## WHAT IS EXPECTED
Return every line below exactly, leaving nothing out.

## DATA SUPPLIED
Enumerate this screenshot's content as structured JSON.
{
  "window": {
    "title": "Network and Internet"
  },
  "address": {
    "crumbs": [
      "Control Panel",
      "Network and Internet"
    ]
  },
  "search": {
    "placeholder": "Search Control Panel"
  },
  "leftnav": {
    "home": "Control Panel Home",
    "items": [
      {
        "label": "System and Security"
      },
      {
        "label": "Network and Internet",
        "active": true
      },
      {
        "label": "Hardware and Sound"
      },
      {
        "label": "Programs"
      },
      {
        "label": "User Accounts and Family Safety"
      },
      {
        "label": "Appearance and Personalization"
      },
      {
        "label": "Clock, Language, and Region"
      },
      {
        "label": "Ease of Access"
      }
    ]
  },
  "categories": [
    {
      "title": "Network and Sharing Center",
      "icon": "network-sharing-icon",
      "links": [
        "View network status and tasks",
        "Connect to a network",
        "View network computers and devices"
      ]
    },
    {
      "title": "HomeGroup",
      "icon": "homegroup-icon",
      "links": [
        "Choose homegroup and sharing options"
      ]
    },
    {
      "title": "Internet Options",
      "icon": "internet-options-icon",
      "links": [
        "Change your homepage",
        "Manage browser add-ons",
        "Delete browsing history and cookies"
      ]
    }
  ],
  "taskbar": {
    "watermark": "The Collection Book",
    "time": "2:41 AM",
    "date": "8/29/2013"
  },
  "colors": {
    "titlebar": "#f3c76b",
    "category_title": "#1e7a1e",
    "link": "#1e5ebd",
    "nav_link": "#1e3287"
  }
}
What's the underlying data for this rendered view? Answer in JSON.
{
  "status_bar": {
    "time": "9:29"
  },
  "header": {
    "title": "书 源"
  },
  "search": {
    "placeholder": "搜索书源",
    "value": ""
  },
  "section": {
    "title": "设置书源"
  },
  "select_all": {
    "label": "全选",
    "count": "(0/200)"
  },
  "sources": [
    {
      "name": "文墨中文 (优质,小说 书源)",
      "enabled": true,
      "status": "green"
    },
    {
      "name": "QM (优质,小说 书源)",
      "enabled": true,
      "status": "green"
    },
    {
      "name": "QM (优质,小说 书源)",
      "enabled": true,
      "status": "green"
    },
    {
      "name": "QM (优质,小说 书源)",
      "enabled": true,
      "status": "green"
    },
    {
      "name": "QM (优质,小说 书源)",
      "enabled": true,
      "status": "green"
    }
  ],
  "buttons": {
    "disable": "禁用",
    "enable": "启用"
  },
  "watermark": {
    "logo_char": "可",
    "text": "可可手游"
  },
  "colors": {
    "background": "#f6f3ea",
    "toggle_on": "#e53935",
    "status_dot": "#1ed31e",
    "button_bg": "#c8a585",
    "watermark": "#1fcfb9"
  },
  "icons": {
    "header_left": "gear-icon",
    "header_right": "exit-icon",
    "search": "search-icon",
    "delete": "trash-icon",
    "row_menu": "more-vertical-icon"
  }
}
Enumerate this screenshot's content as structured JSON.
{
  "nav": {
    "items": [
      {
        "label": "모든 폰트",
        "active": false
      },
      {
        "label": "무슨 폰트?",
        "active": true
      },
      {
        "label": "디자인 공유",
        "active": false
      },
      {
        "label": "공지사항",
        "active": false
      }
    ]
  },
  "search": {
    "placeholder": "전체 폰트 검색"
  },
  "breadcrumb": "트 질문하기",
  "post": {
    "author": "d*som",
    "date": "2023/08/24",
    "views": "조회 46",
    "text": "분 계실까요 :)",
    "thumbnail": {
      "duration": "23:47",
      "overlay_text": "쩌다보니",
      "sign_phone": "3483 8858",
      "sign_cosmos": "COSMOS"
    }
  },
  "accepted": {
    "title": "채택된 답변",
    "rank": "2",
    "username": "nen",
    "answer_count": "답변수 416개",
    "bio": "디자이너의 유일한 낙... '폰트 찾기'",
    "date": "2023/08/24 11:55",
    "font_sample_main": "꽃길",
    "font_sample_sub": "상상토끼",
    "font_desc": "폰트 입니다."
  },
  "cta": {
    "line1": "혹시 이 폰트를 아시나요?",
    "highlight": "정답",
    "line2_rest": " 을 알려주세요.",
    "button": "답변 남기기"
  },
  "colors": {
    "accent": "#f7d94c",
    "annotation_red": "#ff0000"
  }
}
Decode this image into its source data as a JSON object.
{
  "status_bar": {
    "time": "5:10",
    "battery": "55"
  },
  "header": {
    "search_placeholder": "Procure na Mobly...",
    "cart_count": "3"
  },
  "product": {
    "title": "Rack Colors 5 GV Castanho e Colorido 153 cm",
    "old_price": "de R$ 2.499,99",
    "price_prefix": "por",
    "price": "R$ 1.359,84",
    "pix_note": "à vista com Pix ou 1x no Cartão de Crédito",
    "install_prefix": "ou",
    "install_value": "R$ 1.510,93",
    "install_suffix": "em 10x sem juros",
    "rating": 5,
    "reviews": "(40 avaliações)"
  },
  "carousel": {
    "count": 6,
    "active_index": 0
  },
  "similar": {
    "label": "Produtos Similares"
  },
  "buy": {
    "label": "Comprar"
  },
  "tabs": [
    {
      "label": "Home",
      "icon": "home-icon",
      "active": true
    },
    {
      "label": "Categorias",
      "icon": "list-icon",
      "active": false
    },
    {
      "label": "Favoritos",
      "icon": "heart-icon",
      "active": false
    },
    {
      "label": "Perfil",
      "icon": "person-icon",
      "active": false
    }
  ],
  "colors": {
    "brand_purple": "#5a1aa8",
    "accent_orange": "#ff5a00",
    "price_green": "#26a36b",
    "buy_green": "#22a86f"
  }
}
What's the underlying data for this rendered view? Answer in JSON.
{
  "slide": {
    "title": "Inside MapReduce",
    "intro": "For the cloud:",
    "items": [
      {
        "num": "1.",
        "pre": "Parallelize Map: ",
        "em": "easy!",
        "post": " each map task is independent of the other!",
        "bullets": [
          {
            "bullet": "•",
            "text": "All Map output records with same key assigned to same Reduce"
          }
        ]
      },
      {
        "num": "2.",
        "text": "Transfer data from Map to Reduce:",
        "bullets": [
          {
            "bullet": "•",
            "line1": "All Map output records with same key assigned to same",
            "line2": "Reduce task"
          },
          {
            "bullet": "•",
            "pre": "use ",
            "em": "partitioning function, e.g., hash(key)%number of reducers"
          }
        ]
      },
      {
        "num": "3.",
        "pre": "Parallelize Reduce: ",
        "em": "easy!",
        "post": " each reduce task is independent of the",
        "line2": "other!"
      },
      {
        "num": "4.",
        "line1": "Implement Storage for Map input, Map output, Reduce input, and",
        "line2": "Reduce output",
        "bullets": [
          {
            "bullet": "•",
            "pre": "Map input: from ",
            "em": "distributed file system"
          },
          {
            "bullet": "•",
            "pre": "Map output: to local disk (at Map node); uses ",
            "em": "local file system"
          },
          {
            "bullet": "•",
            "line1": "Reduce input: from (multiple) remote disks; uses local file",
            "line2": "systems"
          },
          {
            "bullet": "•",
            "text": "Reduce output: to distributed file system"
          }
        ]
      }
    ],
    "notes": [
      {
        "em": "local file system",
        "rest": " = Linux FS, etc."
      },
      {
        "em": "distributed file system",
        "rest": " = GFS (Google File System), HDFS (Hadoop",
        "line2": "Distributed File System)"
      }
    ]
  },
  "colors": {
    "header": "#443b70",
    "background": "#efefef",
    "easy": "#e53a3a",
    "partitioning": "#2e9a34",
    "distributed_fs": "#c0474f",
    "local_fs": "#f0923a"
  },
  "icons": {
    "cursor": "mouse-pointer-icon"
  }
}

## WRITTEN SOLUTION
Enumerate this screenshot's content as structured JSON.
{
  "window": {
    "title": "Network and Internet"
  },
  "address": {
    "crumbs": [
      "Control Panel",
      "Network and Internet"
    ]
  },
  "search": {
    "placeholder": "Search Control Panel"
  },
  "leftnav": {
    "home": "Control Panel Home",
    "items": [
      {
        "label": "System and Security"
      },
      {
        "label": "Network and Internet",
        "active": true
      },
      {
        "label": "Hardware and Sound"
      },
      {
        "label": "Programs"
      },
      {
        "label": "User Accounts and Family Safety"
      },
      {
        "label": "Appearance and Personalization"
      },
      {
        "label": "Clock, Language, and Region"
      },
      {
        "label": "Ease of Access"
      }
    ]
  },
  "categories": [
    {
      "title": "Network and Sharing Center",
      "icon": "network-sharing-icon",
      "links": [
        "View network status and tasks",
        "Connect to a network",
        "View network computers and devices"
      ]
    },
    {
      "title": "HomeGroup",
      "icon": "homegroup-icon",
      "links": [
        "Choose homegroup and sharing options"
      ]
    },
    {
      "title": "Internet Options",
      "icon": "internet-options-icon",
      "links": [
        "Change your homepage",
        "Manage browser add-ons",
        "Delete browsing history and cookies"
      ]
    }
  ],
  "taskbar": {
    "watermark": "The Collection Book",
    "time": "2:41 AM",
    "date": "8/29/2013"
  },
  "colors": {
    "titlebar": "#f3c76b",
    "category_title": "#1e7a1e",
    "link": "#1e5ebd",
    "nav_link": "#1e3287"
  }
}
What's the underlying data for this rendered view? Answer in JSON.
{
  "status_bar": {
    "time": "9:29"
  },
  "header": {
    "title": "书 源"
  },
  "search": {
    "placeholder": "搜索书源",
    "value": ""
  },
  "section": {
    "title": "设置书源"
  },
  "select_all": {
    "label": "全选",
    "count": "(0/200)"
  },
  "sources": [
    {
      "name": "文墨中文 (优质,小说 书源)",
      "enabled": true,
      "status": "green"
    },
    {
      "name": "QM (优质,小说 书源)",
      "enabled": true,
      "status": "green"
    },
    {
      "name": "QM (优质,小说 书源)",
      "enabled": true,
      "status": "green"
    },
    {
      "name": "QM (优质,小说 书源)",
      "enabled": true,
      "status": "green"
    },
    {
      "name": "QM (优质,小说 书源)",
      "enabled": true,
      "status": "green"
    }
  ],
  "buttons": {
    "disable": "禁用",
    "enable": "启用"
  },
  "watermark": {
    "logo_char": "可",
    "text": "可可手游"
  },
  "colors": {
    "background": "#f6f3ea",
    "toggle_on": "#e53935",
    "status_dot": "#1ed31e",
    "button_bg": "#c8a585",
    "watermark": "#1fcfb9"
  },
  "icons": {
    "header_left": "gear-icon",
    "header_right": "exit-icon",
    "search": "search-icon",
    "delete": "trash-icon",
    "row_menu": "more-vertical-icon"
  }
}
Enumerate this screenshot's content as structured JSON.
{
  "nav": {
    "items": [
      {
        "label": "모든 폰트",
        "active": false
      },
      {
        "label": "무슨 폰트?",
        "active": true
      },
      {
        "label": "디자인 공유",
        "active": false
      },
      {
        "label": "공지사항",
        "active": false
      }
    ]
  },
  "search": {
    "placeholder": "전체 폰트 검색"
  },
  "breadcrumb": "트 질문하기",
  "post": {
    "author": "d*som",
    "date": "2023/08/24",
    "views": "조회 46",
    "text": "분 계실까요 :)",
    "thumbnail": {
      "duration": "23:47",
      "overlay_text": "쩌다보니",
      "sign_phone": "3483 8858",
      "sign_cosmos": "COSMOS"
    }
  },
  "accepted": {
    "title": "채택된 답변",
    "rank": "2",
    "username": "nen",
    "answer_count": "답변수 416개",
    "bio": "디자이너의 유일한 낙... '폰트 찾기'",
    "date": "2023/08/24 11:55",
    "font_sample_main": "꽃길",
    "font_sample_sub": "상상토끼",
    "font_desc": "폰트 입니다."
  },
  "cta": {
    "line1": "혹시 이 폰트를 아시나요?",
    "highlight": "정답",
    "line2_rest": " 을 알려주세요.",
    "button": "답변 남기기"
  },
  "colors": {
    "accent": "#f7d94c",
    "annotation_red": "#ff0000"
  }
}
Decode this image into its source data as a JSON object.
{
  "status_bar": {
    "time": "5:10",
    "battery": "55"
  },
  "header": {
    "search_placeholder": "Procure na Mobly...",
    "cart_count": "3"
  },
  "product": {
    "title": "Rack Colors 5 GV Castanho e Colorido 153 cm",
    "old_price": "de R$ 2.499,99",
    "price_prefix": "por",
    "price": "R$ 1.359,84",
    "pix_note": "à vista com Pix ou 1x no Cartão de Crédito",
    "install_prefix": "ou",
    "install_value": "R$ 1.510,93",
    "install_suffix": "em 10x sem juros",
    "rating": 5,
    "reviews": "(40 avaliações)"
  },
  "carousel": {
    "count": 6,
    "active_index": 0
  },
  "similar": {
    "label": "Produtos Similares"
  },
  "buy": {
    "label": "Comprar"
  },
  "tabs": [
    {
      "label": "Home",
      "icon": "home-icon",
      "active": true
    },
    {
      "label": "Categorias",
      "icon": "list-icon",
      "active": false
    },
    {
      "label": "Favoritos",
      "icon": "heart-icon",
      "active": false
    },
    {
      "label": "Perfil",
      "icon": "person-icon",
      "active": false
    }
  ],
  "colors": {
    "brand_purple": "#5a1aa8",
    "accent_orange": "#ff5a00",
    "price_green": "#26a36b",
    "buy_green": "#22a86f"
  }
}
What's the underlying data for this rendered view? Answer in JSON.
{
  "slide": {
    "title": "Inside MapReduce",
    "intro": "For the cloud:",
    "items": [
      {
        "num": "1.",
        "pre": "Parallelize Map: ",
        "em": "easy!",
        "post": " each map task is independent of the other!",
        "bullets": [
          {
            "bullet": "•",
            "text": "All Map output records with same key assigned to same Reduce"
          }
        ]
      },
      {
        "num": "2.",
        "text": "Transfer data from Map to Reduce:",
        "bullets": [
          {
            "bullet": "•",
            "line1": "All Map output records with same key assigned to same",
            "line2": "Reduce task"
          },
          {
            "bullet": "•",
            "pre": "use ",
            "em": "partitioning function, e.g., hash(key)%number of reducers"
          }
        ]
      },
      {
        "num": "3.",
        "pre": "Parallelize Reduce: ",
        "em": "easy!",
        "post": " each reduce task is independent of the",
        "line2": "other!"
      },
      {
        "num": "4.",
        "line1": "Implement Storage for Map input, Map output, Reduce input, and",
        "line2": "Reduce output",
        "bullets": [
          {
            "bullet": "•",
            "pre": "Map input: from ",
            "em": "distributed file system"
          },
          {
            "bullet": "•",
            "pre": "Map output: to local disk (at Map node); uses ",
            "em": "local file system"
          },
          {
            "bullet": "•",
            "line1": "Reduce input: from (multiple) remote disks; uses local file",
            "line2": "systems"
          },
          {
            "bullet": "•",
            "text": "Reduce output: to distributed file system"
          }
        ]
      }
    ],
    "notes": [
      {
        "em": "local file system",
        "rest": " = Linux FS, etc."
      },
      {
        "em": "distributed file system",
        "rest": " = GFS (Google File System), HDFS (Hadoop",
        "line2": "Distributed File System)"
      }
    ]
  },
  "colors": {
    "header": "#443b70",
    "background": "#efefef",
    "easy": "#e53a3a",
    "partitioning": "#2e9a34",
    "distributed_fs": "#c0474f",
    "local_fs": "#f0923a"
  },
  "icons": {
    "cursor": "mouse-pointer-icon"
  }
}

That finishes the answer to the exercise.